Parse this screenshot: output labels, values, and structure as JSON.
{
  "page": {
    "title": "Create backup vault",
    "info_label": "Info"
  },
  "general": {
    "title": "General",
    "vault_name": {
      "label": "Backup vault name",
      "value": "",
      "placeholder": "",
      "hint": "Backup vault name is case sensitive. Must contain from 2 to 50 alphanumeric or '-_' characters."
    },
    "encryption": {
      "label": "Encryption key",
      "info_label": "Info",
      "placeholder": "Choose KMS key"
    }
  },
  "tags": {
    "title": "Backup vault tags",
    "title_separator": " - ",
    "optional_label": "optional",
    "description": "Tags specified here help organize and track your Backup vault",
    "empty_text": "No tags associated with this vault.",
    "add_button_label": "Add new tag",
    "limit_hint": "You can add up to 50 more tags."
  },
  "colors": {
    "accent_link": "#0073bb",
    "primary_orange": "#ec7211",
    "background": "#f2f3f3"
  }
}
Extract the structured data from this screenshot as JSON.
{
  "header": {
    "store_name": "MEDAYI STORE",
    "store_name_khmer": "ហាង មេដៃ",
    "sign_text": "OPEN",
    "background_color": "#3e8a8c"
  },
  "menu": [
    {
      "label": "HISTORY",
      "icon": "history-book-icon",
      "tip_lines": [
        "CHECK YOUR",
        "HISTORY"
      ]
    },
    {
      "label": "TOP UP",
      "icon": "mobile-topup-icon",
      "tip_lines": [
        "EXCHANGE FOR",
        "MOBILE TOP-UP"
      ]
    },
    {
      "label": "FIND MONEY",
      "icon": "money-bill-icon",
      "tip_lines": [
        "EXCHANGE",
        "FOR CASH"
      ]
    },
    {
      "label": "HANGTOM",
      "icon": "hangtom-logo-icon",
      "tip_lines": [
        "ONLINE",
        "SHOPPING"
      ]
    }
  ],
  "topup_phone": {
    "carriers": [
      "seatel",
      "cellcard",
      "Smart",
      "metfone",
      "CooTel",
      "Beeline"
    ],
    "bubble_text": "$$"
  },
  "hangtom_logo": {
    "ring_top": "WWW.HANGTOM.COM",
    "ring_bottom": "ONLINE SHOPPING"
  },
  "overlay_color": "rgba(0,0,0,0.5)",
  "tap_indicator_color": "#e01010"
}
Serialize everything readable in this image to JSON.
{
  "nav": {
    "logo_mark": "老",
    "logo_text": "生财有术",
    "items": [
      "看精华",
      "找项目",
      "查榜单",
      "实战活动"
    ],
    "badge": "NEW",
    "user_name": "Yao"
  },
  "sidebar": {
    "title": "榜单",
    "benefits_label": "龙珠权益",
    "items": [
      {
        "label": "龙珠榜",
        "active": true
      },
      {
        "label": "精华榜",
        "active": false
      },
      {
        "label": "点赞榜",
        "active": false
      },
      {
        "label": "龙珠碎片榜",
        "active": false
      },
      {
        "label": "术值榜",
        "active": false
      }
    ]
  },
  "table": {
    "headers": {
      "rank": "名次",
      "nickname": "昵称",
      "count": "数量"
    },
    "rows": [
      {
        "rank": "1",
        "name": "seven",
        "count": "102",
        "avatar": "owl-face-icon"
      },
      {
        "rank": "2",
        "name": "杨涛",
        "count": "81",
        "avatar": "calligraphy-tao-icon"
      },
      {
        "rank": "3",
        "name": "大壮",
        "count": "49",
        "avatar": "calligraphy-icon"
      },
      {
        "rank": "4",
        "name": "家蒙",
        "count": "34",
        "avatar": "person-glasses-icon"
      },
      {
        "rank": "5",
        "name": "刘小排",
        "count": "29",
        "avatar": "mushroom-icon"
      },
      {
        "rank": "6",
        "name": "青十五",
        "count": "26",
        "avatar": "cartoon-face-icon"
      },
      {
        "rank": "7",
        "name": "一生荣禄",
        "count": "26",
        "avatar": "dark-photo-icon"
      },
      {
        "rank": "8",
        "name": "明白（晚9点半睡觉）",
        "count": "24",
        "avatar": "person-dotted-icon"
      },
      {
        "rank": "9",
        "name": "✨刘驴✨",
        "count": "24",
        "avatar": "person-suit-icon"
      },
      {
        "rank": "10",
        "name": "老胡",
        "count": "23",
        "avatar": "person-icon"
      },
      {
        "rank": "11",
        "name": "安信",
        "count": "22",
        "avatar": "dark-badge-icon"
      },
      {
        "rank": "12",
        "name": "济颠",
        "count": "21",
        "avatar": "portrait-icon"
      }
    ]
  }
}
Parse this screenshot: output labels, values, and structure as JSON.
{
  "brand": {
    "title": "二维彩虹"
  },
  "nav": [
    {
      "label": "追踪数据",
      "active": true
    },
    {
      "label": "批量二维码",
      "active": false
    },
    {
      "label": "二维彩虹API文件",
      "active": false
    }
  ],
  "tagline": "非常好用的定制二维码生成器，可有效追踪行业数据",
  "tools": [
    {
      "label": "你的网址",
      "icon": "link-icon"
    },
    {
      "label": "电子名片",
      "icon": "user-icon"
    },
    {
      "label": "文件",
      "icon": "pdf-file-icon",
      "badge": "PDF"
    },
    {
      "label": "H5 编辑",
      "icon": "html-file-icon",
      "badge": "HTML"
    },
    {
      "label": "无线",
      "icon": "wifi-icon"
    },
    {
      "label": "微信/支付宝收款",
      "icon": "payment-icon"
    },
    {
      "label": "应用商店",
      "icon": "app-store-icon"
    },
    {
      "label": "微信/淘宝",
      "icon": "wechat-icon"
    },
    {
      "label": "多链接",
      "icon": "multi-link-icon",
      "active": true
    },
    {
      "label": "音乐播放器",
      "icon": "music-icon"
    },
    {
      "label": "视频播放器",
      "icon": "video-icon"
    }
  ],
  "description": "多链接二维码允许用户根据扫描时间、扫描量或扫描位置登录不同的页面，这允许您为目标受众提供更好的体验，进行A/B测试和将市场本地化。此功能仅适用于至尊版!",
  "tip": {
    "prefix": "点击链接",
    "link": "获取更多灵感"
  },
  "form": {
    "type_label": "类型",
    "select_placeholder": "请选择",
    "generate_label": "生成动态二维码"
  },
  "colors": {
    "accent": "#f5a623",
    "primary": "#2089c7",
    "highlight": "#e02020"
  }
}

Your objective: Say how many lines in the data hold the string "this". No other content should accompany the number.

Written solution: 5